This study examined the extent to which perceptions of partner suffering mediate the association between attachment insecurity (anxiety and avoidance) and personal distress among spouses of older adults with osteoarthritis. Fifty-three spouses watched two videos of targets (their partner and an opposite sex stranger) perform a pain-eliciting household task, and spouses were asked to rate their own distress and perceptions of the targets' pain. Spouses also completed self-report measures of trait attachment. Results revealed that attachment anxiety was associated with greater personal distress in reaction to the partner's suffering, and heightened perceptions of partner pain mediated this association. Avoidant attachment was associated with less distress in reaction to the partner's suffering, but not with less perceived pain. The results of this study identify an important mechanism linking attachment insecurity and heightened distress responses when observing the suffering of a significant other.
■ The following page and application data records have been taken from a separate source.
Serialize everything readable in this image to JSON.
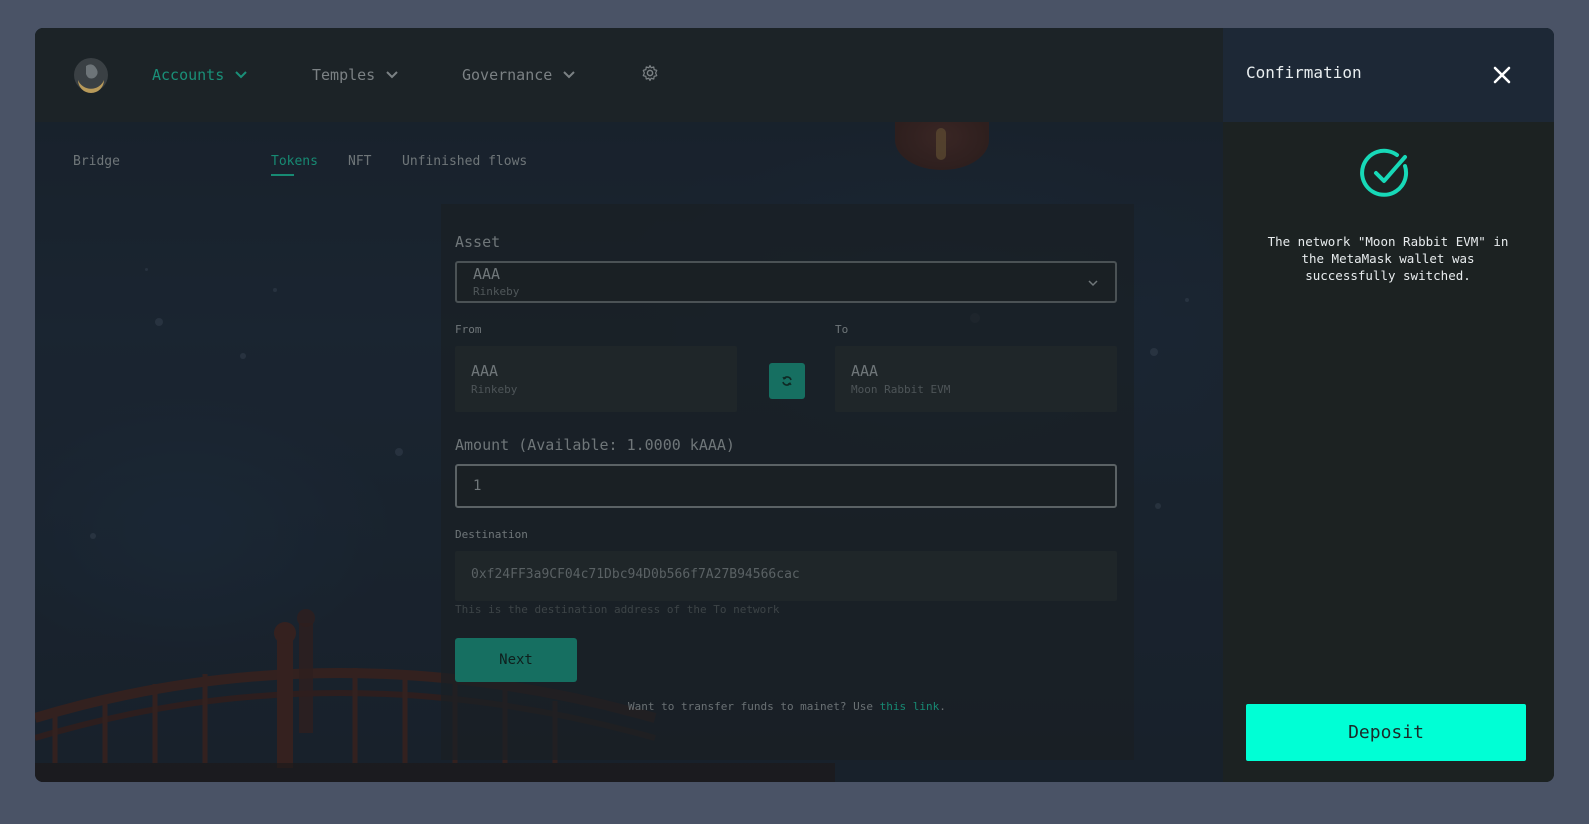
{
  "nav": {
    "items": [
      {
        "label": "Accounts",
        "active": true
      },
      {
        "label": "Temples",
        "active": false
      },
      {
        "label": "Governance",
        "active": false
      }
    ]
  },
  "subnav": {
    "section": "Bridge",
    "tabs": [
      {
        "label": "Tokens",
        "active": true
      },
      {
        "label": "NFT",
        "active": false
      },
      {
        "label": "Unfinished flows",
        "active": false
      }
    ]
  },
  "form": {
    "asset_label": "Asset",
    "asset_value": "AAA",
    "asset_network": "Rinkeby",
    "from_label": "From",
    "from_token": "AAA",
    "from_network": "Rinkeby",
    "to_label": "To",
    "to_token": "AAA",
    "to_network": "Moon Rabbit EVM",
    "amount_label": "Amount (Available: 1.0000 kAAA)",
    "amount_value": "1",
    "destination_label": "Destination",
    "destination_value": "0xf24FF3a9CF04c71Dbc94D0b566f7A27B94566cac",
    "destination_hint": "This is the destination address of the To network",
    "next_label": "Next",
    "footer_text": "Want to transfer funds to mainet? Use ",
    "footer_link": "this link",
    "footer_end": "."
  },
  "panel": {
    "title": "Confirmation",
    "message": "The network \"Moon Rabbit EVM\" in the MetaMask wallet was successfully switched.",
    "deposit_label": "Deposit"
  },
  "colors": {
    "accent": "#00ffd5",
    "nav_active": "#1a8f78",
    "success": "#17d9b8"
  }
}
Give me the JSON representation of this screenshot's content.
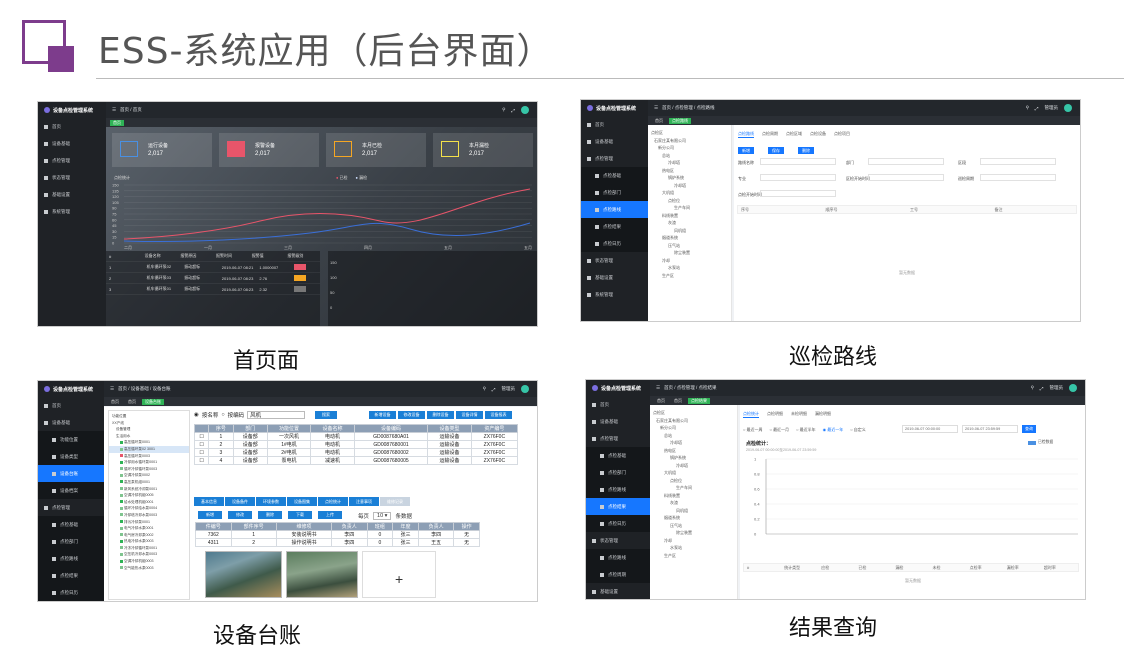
{
  "slide": {
    "title": "ESS-系统应用（后台界面）",
    "captions": [
      "首页面",
      "巡检路线",
      "设备台账",
      "结果查询"
    ]
  },
  "app": {
    "brand": "设备点检管理系统",
    "admin": "管理员"
  },
  "home": {
    "breadcrumb": "首页 / 首页",
    "tab": "首页",
    "menu": [
      "首页",
      "设备基础",
      "点检管理",
      "状态管理",
      "基础设置",
      "系统管理"
    ],
    "cards": [
      {
        "label": "运行设备",
        "value": "2,017"
      },
      {
        "label": "报警设备",
        "value": "2,017"
      },
      {
        "label": "本月已检",
        "value": "2,017"
      },
      {
        "label": "本月漏检",
        "value": "2,017"
      }
    ],
    "chart_title": "点检统计",
    "chart_legend": [
      "已检",
      "漏检"
    ],
    "chart_y_ticks": [
      "150",
      "135",
      "120",
      "105",
      "90",
      "75",
      "60",
      "45",
      "30",
      "15",
      "0"
    ],
    "chart_x_ticks": [
      "二月",
      "一月",
      "三月",
      "四月",
      "五月",
      "五月"
    ],
    "table_headers": [
      "#",
      "设备名称",
      "报警原因",
      "报警时间",
      "报警值",
      "报警级别"
    ],
    "table_rows": [
      [
        "1",
        "机车循环泵02",
        "振动超标",
        "2019-06-07 08:21",
        "1.0000007",
        ""
      ],
      [
        "2",
        "机车循环泵03",
        "振动超标",
        "2019-06-07 08:23",
        "2.76",
        ""
      ],
      [
        "3",
        "机车循环泵01",
        "振动超标",
        "2019-06-07 08:23",
        "2.32",
        ""
      ]
    ],
    "mini_axis": [
      "150",
      "100",
      "50",
      "0"
    ]
  },
  "route": {
    "breadcrumb": "首页 / 点检管理 / 点检路线",
    "tabs": [
      "首页",
      "点检路线"
    ],
    "menu": [
      "首页",
      "设备基础",
      "点检管理",
      "点检基础",
      "点检部门",
      "点检路线",
      "点检结果",
      "点检日历",
      "状态管理",
      "基础设置",
      "系统管理"
    ],
    "tree_title": "点检区",
    "tree": [
      "石家庄某有限公司",
      "新分公司",
      "总站",
      "冷却塔",
      "热电区",
      "锅炉系统",
      "冷却塔",
      "大机组",
      "点检位",
      "生产车间",
      "料线装置",
      "灰渣",
      "风机组",
      "烟道系统",
      "压气站",
      "除尘装置",
      "冷却",
      "水泵站",
      "生产区"
    ],
    "form_tabs": [
      "点检路线",
      "点检周期",
      "点检区域",
      "点检设备",
      "点检项目"
    ],
    "buttons": [
      "新增",
      "保存",
      "删除"
    ],
    "fields": [
      "路线名称",
      "部门",
      "区段",
      "专业",
      "区检开始时间",
      "巡检周期",
      "点检开始时间",
      "巡检周期",
      "路线类型",
      "维修时间"
    ],
    "table_headers": [
      "序号",
      "顺序号",
      "工号",
      "备注"
    ],
    "empty": "暂无数据"
  },
  "ledger": {
    "breadcrumb": "首页 / 设备基础 / 设备台账",
    "tabs": [
      "首页",
      "首页",
      "设备台账"
    ],
    "menu": [
      "首页",
      "设备基础",
      "功能位置",
      "设备类型",
      "设备台账",
      "设备档案",
      "点检管理",
      "点检基础",
      "点检部门",
      "点检路线",
      "点检结果",
      "点检日历",
      "状态管理"
    ],
    "tree_title": "功能位置",
    "tree": [
      "XX产线",
      "设备管理",
      "生活用水",
      "高压循环泵0001",
      "高压循环泵02 3001",
      "高压循环泵0003",
      "冷却用水循环泵0001",
      "循环冷却循环泵0003",
      "空调冷却泵0002",
      "高压泵机组0001",
      "新风系统冷却泵0001",
      "空调冷却机组0005",
      "给水处理机组0001",
      "循环冷却给水泵0004",
      "冷却塔冷却水泵0003",
      "排污冷却泵0001",
      "电气冷却水泵0001",
      "电气房冷却泵0002",
      "热电冷却水泵0003",
      "冷冻冷却循环泵0001",
      "空压机冷却水泵0003",
      "空调冷却机组0003",
      "空气能热水泵0003"
    ],
    "search_labels": [
      "按名称",
      "按编码"
    ],
    "search_value": "风机",
    "search_button": "搜索",
    "action_buttons": [
      "新增设备",
      "修改设备",
      "删除设备",
      "设备详情",
      "设备报表"
    ],
    "table_headers": [
      "",
      "序号",
      "部门",
      "功能位置",
      "设备名称",
      "设备编码",
      "设备类型",
      "资产编号"
    ],
    "table_rows": [
      [
        "1",
        "设备部",
        "一次风机",
        "电动机",
        "GD0087680A01",
        "运输设备",
        "ZX76F0C"
      ],
      [
        "2",
        "设备部",
        "1#电机",
        "电动机",
        "GD0087680001",
        "运输设备",
        "ZX76F0C"
      ],
      [
        "3",
        "设备部",
        "2#电机",
        "电动机",
        "GD0087680002",
        "运输设备",
        "ZX76F0C"
      ],
      [
        "4",
        "设备部",
        "泵电机",
        "减速机",
        "GD0087680005",
        "运输设备",
        "ZX76F0C"
      ]
    ],
    "sub_tabs": [
      "基本信息",
      "设备备件",
      "环境参数",
      "设备图集",
      "点检统计",
      "注意事项",
      "维修记录"
    ],
    "sub_buttons": [
      "新增",
      "修改",
      "删除",
      "下载",
      "上传"
    ],
    "pager_label": "每页",
    "pager_value": "10",
    "pager_unit": "条数据",
    "spare_headers": [
      "件编号",
      "部件序号",
      "维修项",
      "负责人",
      "班组",
      "年度",
      "负责人",
      "操作"
    ],
    "spare_rows": [
      [
        "7362",
        "1",
        "安装说明书",
        "李四",
        "0",
        "张三",
        "李四",
        "无"
      ],
      [
        "4311",
        "2",
        "操作说明书",
        "李四",
        "0",
        "张三",
        "王五",
        "无"
      ]
    ],
    "plus": "+"
  },
  "result": {
    "breadcrumb": "首页 / 点检管理 / 点检结果",
    "tabs": [
      "首页",
      "首页",
      "点检结果"
    ],
    "menu": [
      "首页",
      "设备基础",
      "点检管理",
      "点检基础",
      "点检部门",
      "点检路线",
      "点检结果",
      "点检日历",
      "状态管理",
      "点检路线",
      "点检周期",
      "基础设置",
      "系统管理"
    ],
    "tree_title": "点检区",
    "tree": [
      "石家庄某有限公司",
      "新分公司",
      "总站",
      "冷却塔",
      "热电区",
      "锅炉系统",
      "冷却塔",
      "大机组",
      "点检位",
      "生产车间",
      "料线装置",
      "灰渣",
      "风机组",
      "烟道系统",
      "压气站",
      "除尘装置",
      "冷却",
      "水泵站",
      "生产区"
    ],
    "form_tabs": [
      "点检统计",
      "点检明细",
      "未检明细",
      "漏检明细"
    ],
    "radios": [
      "最近一周",
      "最近一月",
      "最近半年",
      "最近一年",
      "自定义"
    ],
    "date_from": "2019-06-07 00:00:00",
    "date_to": "2019-06-07 23:59:59",
    "query_button": "查询",
    "stat_title": "点检统计：",
    "stat_range": "2019-06-07 00:00:00至2019-06-07 23:59:59",
    "legend": "已检数据",
    "y_ticks": [
      "1",
      "0.8",
      "0.6",
      "0.4",
      "0.2",
      "0"
    ],
    "table_headers": [
      "#",
      "统计类型",
      "应检",
      "已检",
      "漏检",
      "未检",
      "点检率",
      "漏检率",
      "超时率"
    ],
    "empty": "暂无数据"
  }
}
Published In

Journal of Experimental Social Psychology, 46, 6, 1143-1147.